Caroline Finkel, Osman’s Dream: The Story of the Ottoman Empire 1300–1923 (London: John Murray, 2005), 88.
Benjamin Arbel, Trading Nations: Jews and Venetians in the Early Modern Eastern Mediterranean (New York: E. V. Brill, 1995), 176, quoted in Burton, Traffic, 201.
Burton, Traffic, 200, quoting Jonathan Israel, European Jewry in the Age of Mercantilism (Oxford: Clarendon Press, 1989), 23; see also David S. Katz, Jews in the History of England, 1485–1850 (Oxford: Clarendon Press, 1994).
Raja Shehadeh, A Rift in Time: Travels with My Ottoman Uncle (London: Profile, 2011).
Henry Blount, A Voyage into the Levant …(London: Printed by I. L. [John Legatt] for Andrew Crooke, 1636), 4, 5. For the best study of Blount, see Gerald MacLean, The Rise of Oriental Travel: English Visitors to the Ottoman Empire, 1580–1720 (Houndmills, Basingstoke and New York: Palgrave Macmillan, 2004), 117–76.
Said, The Question of Palestine (New York: Vintage, 1992), 11, quoting Istakhari and Ibn Hankal, in Guy Le Strange, Palestine under the Moslems: A Description of Syria and the Holy Land from A.D. 650 to 1500 Translated from the Works of the Medieval Arab Geographers (1890; rpt Beirut: Khayati, 1965), 28, and George Sandys, from Richard Bevis, ‘Making the Desert Bloom: An Historical Picture of Pre-Zionist Palestine,’ The Middle East Newsletter 5, no. 2 (February-March 1971), 4.

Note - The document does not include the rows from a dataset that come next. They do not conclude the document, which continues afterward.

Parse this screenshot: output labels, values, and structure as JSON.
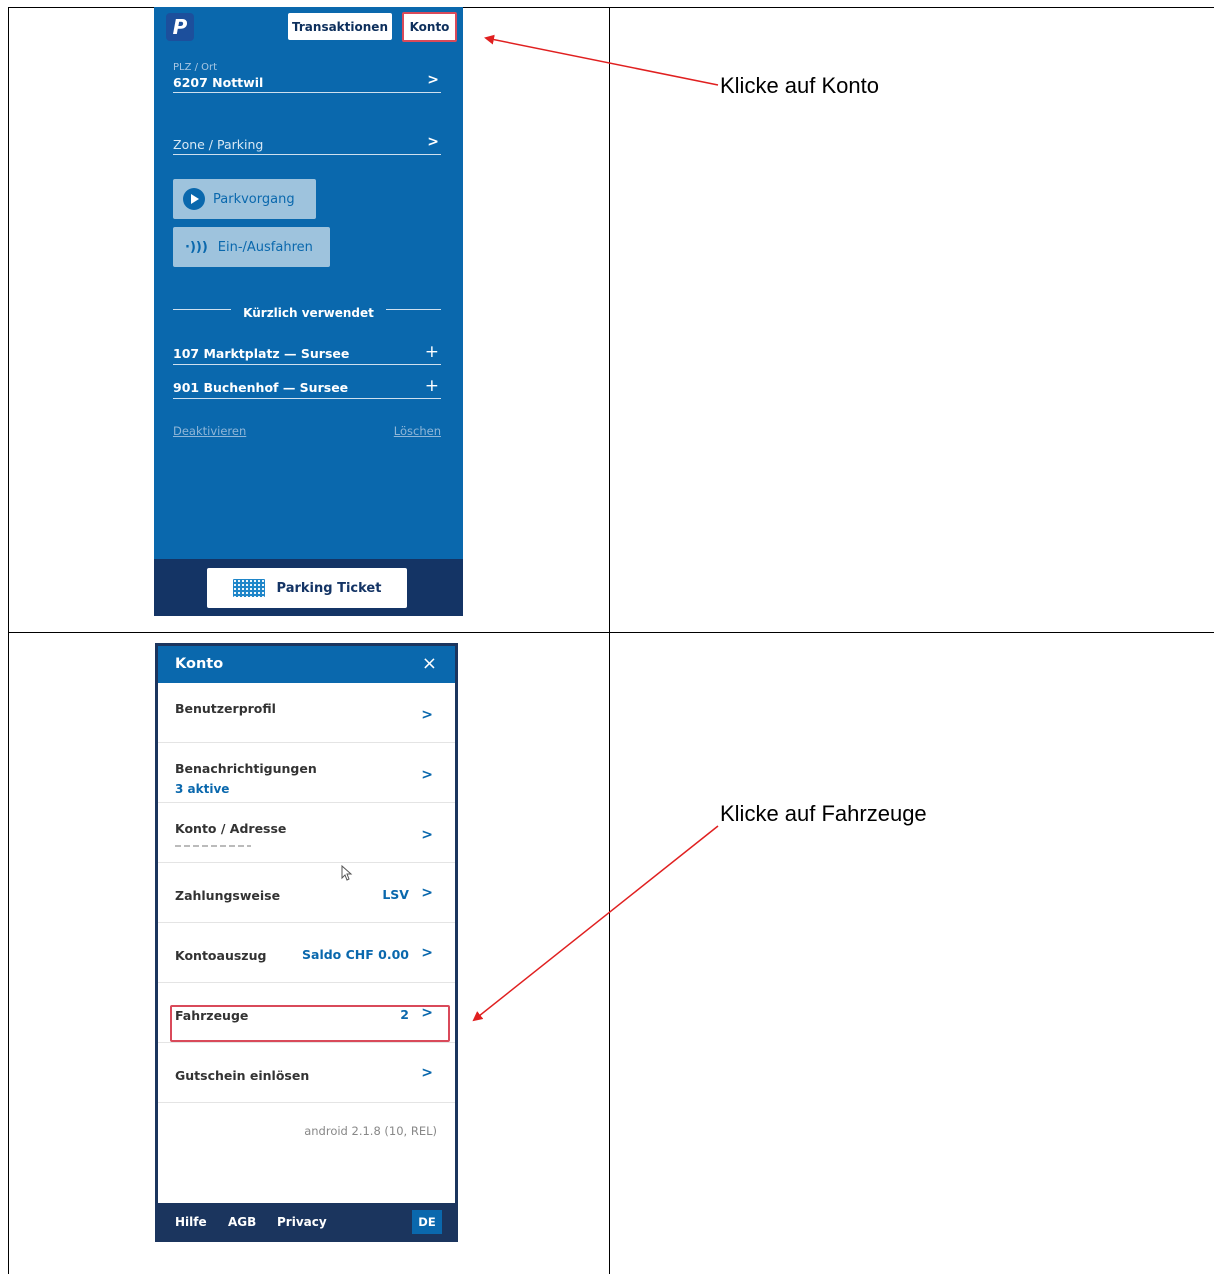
{
  "screen1": {
    "logo_letter": "P",
    "header": {
      "transactions_label": "Transaktionen",
      "account_label": "Konto"
    },
    "location": {
      "label": "PLZ / Ort",
      "value": "6207 Nottwil"
    },
    "zone": {
      "label": "Zone / Parking"
    },
    "actions": {
      "parking_label": "Parkvorgang",
      "entry_exit_label": "Ein-/Ausfahren"
    },
    "recent": {
      "title": "Kürzlich verwendet",
      "items": [
        {
          "label": "107 Marktplatz — Sursee"
        },
        {
          "label": "901 Buchenhof — Sursee"
        }
      ],
      "deactivate_label": "Deaktivieren",
      "delete_label": "Löschen"
    },
    "footer": {
      "ticket_label": "Parking Ticket"
    }
  },
  "screen2": {
    "title": "Konto",
    "close_icon": "×",
    "items": [
      {
        "label": "Benutzerprofil",
        "value": "",
        "sub": ""
      },
      {
        "label": "Benachrichtigungen",
        "value": "",
        "sub": "3 aktive"
      },
      {
        "label": "Konto / Adresse",
        "value": "",
        "sub": ""
      },
      {
        "label": "Zahlungsweise",
        "value": "LSV",
        "sub": ""
      },
      {
        "label": "Kontoauszug",
        "value": "Saldo CHF 0.00",
        "sub": ""
      },
      {
        "label": "Fahrzeuge",
        "value": "2",
        "sub": ""
      },
      {
        "label": "Gutschein einlösen",
        "value": "",
        "sub": ""
      }
    ],
    "version": "android 2.1.8 (10, REL)",
    "footer": {
      "help": "Hilfe",
      "terms": "AGB",
      "privacy": "Privacy",
      "language": "DE"
    }
  },
  "annotations": {
    "step1": "Klicke auf Konto",
    "step2": "Klicke auf Fahrzeuge",
    "arrow_color": "#e02020"
  },
  "colors": {
    "app_blue": "#0a68ad",
    "navy": "#143465",
    "highlight": "#d94a5a"
  }
}
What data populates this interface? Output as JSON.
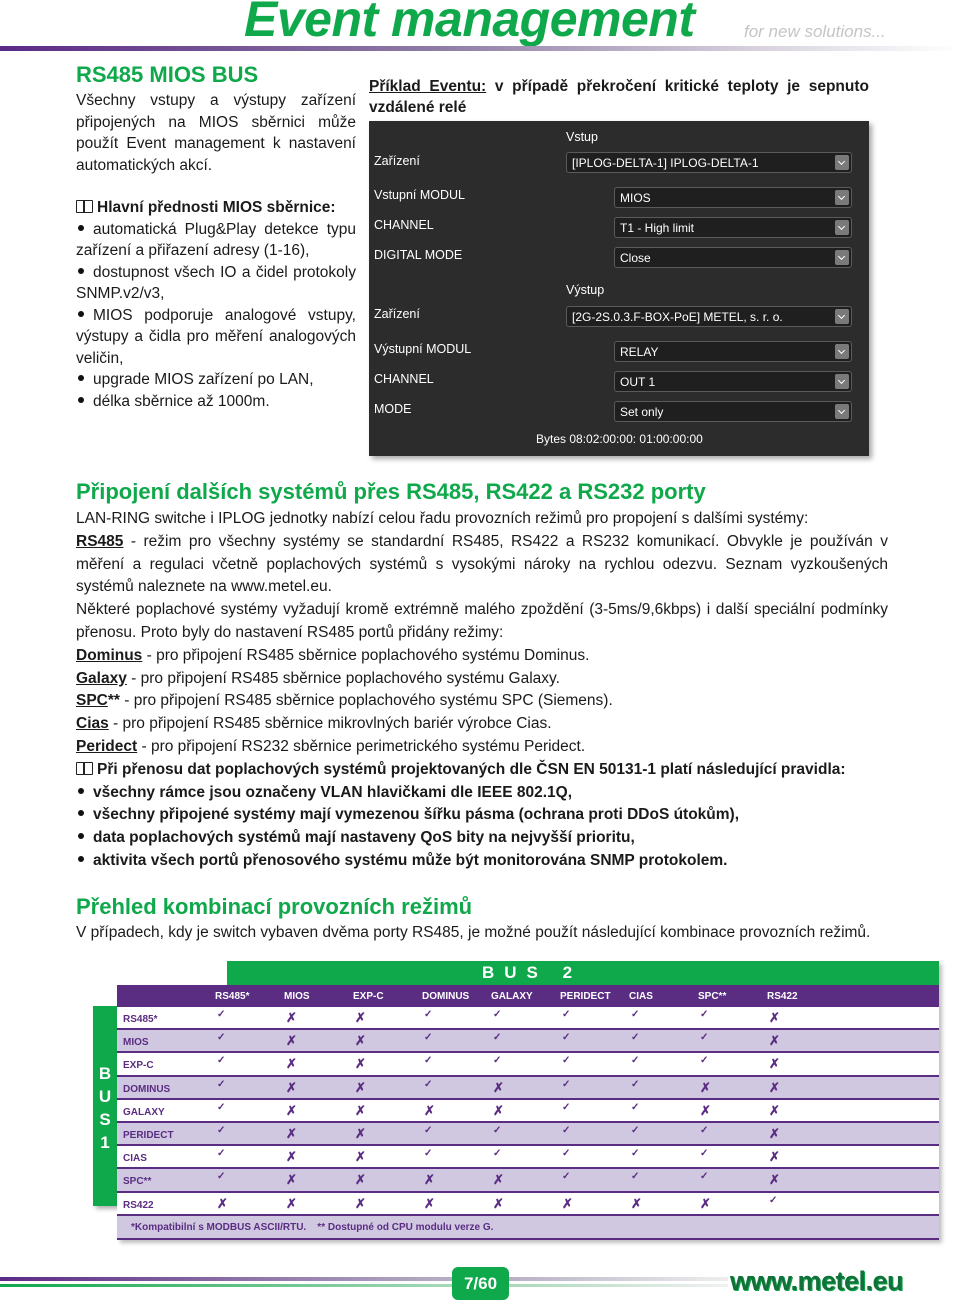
{
  "header": {
    "title": "Event management",
    "tagline": "for new solutions..."
  },
  "mios": {
    "title": "RS485 MIOS BUS",
    "intro": "Všechny vstupy a výstupy zařízení připojených na MIOS sběrnici může použít Event management k nastavení automatických akcí.",
    "features_title": "Hlavní přednosti MIOS sběrnice:",
    "features": [
      "automatická Plug&Play detekce typu zařízení a přiřazení adresy (1-16),",
      "dostupnost všech IO a čidel protokoly SNMP.v2/v3,",
      "MIOS podporuje analogové vstupy, výstupy a čidla pro měření analogových veličin,",
      "upgrade MIOS zařízení po LAN,",
      "délka sběrnice až 1000m."
    ]
  },
  "example": {
    "caption_label": "Příklad Eventu:",
    "caption_text": " v případě překročení kritické teploty je sepnuto vzdálené relé",
    "input_section": "Vstup",
    "output_section": "Výstup",
    "inputs": [
      {
        "label": "Zařízení",
        "value": "[IPLOG-DELTA-1] IPLOG-DELTA-1"
      },
      {
        "label": "Vstupní MODUL",
        "value": "MIOS"
      },
      {
        "label": "CHANNEL",
        "value": "T1 - High limit"
      },
      {
        "label": "DIGITAL MODE",
        "value": "Close"
      }
    ],
    "outputs": [
      {
        "label": "Zařízení",
        "value": "[2G-2S.0.3.F-BOX-PoE] METEL, s. r. o."
      },
      {
        "label": "Výstupní MODUL",
        "value": "RELAY"
      },
      {
        "label": "CHANNEL",
        "value": "OUT 1"
      },
      {
        "label": "MODE",
        "value": "Set only"
      }
    ],
    "bytes": "Bytes 08:02:00:00: 01:00:00:00"
  },
  "ports": {
    "title": "Připojení dalších systémů přes RS485, RS422 a RS232 porty",
    "intro": "LAN-RING switche i IPLOG jednotky nabízí celou řadu provozních režimů pro propojení s dalšími systémy:",
    "rs485_label": "RS485",
    "rs485_text": " - režim pro všechny systémy se standardní RS485, RS422 a RS232 komunikací. Obvykle je používán v měření a regulaci včetně poplachových systémů s vysokými nároky na rychlou odezvu. Seznam vyzkoušených systémů naleznete na www.metel.eu.",
    "special_text": "Některé poplachové systémy vyžadují kromě extrémně malého zpoždění (3-5ms/9,6kbps) i další speciální podmínky přenosu. Proto byly do nastavení RS485 portů přidány režimy:",
    "modes": [
      {
        "name": "Dominus",
        "suffix": "",
        "desc": " - pro připojení RS485 sběrnice poplachového systému Dominus."
      },
      {
        "name": "Galaxy",
        "suffix": "",
        "desc": " - pro připojení RS485 sběrnice poplachového systému Galaxy."
      },
      {
        "name": "SPC",
        "suffix": "**",
        "desc": " - pro připojení RS485 sběrnice poplachového systému SPC (Siemens)."
      },
      {
        "name": "Cias",
        "suffix": "",
        "desc": " - pro připojení RS485 sběrnice mikrovlných bariér výrobce Cias."
      },
      {
        "name": "Peridect",
        "suffix": "",
        "desc": " - pro připojení RS232 sběrnice perimetrického systému Peridect."
      }
    ],
    "rules_title": "Při přenosu dat poplachových systémů projektovaných dle ČSN EN 50131-1 platí následující pravidla:",
    "rules": [
      "všechny rámce jsou označeny VLAN hlavičkami dle IEEE 802.1Q,",
      "všechny připojené systémy mají vymezenou šířku pásma (ochrana proti DDoS útokům),",
      "data poplachových systémů mají nastaveny QoS bity na nejvyšší prioritu,",
      "aktivita všech portů přenosového systému může být monitorována SNMP protokolem."
    ]
  },
  "overview": {
    "title": "Přehled kombinací provozních režimů",
    "text": "V případech, kdy je switch vybaven dvěma porty RS485, je možné použít následující kombinace provozních režimů."
  },
  "table": {
    "bus2_label": "BUS 2",
    "bus1_label": [
      "B",
      "U",
      "S",
      "1"
    ],
    "columns": [
      "RS485*",
      "MIOS",
      "EXP-C",
      "DOMINUS",
      "GALAXY",
      "PERIDECT",
      "CIAS",
      "SPC**",
      "RS422"
    ],
    "rows": [
      {
        "label": "RS485*",
        "values": [
          1,
          0,
          0,
          1,
          1,
          1,
          1,
          1,
          0
        ]
      },
      {
        "label": "MIOS",
        "values": [
          1,
          0,
          0,
          1,
          1,
          1,
          1,
          1,
          0
        ]
      },
      {
        "label": "EXP-C",
        "values": [
          1,
          0,
          0,
          1,
          1,
          1,
          1,
          1,
          0
        ]
      },
      {
        "label": "DOMINUS",
        "values": [
          1,
          0,
          0,
          1,
          0,
          1,
          1,
          0,
          0
        ]
      },
      {
        "label": "GALAXY",
        "values": [
          1,
          0,
          0,
          0,
          0,
          1,
          1,
          0,
          0
        ]
      },
      {
        "label": "PERIDECT",
        "values": [
          1,
          0,
          0,
          1,
          1,
          1,
          1,
          1,
          0
        ]
      },
      {
        "label": "CIAS",
        "values": [
          1,
          0,
          0,
          1,
          1,
          1,
          1,
          1,
          0
        ]
      },
      {
        "label": "SPC**",
        "values": [
          1,
          0,
          0,
          0,
          0,
          1,
          1,
          1,
          0
        ]
      },
      {
        "label": "RS422",
        "values": [
          0,
          0,
          0,
          0,
          0,
          0,
          0,
          0,
          1
        ]
      }
    ],
    "check_symbol": "✓",
    "cross_symbol": "✗",
    "footnote": "*Kompatibilní s MODBUS ASCII/RTU.    ** Dostupné od CPU modulu verze G.",
    "colors": {
      "green": "#0fa84a",
      "purple": "#5a2d82",
      "lavender": "#d0c7e0"
    }
  },
  "footer": {
    "page": "7/60",
    "website": "www.metel.eu"
  }
}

Amy Singer, Constructing Ottoman Beneficence: An Imperial Soup Kitchen in Jerusalem (Albany, NY: State University Press of New York, 2002).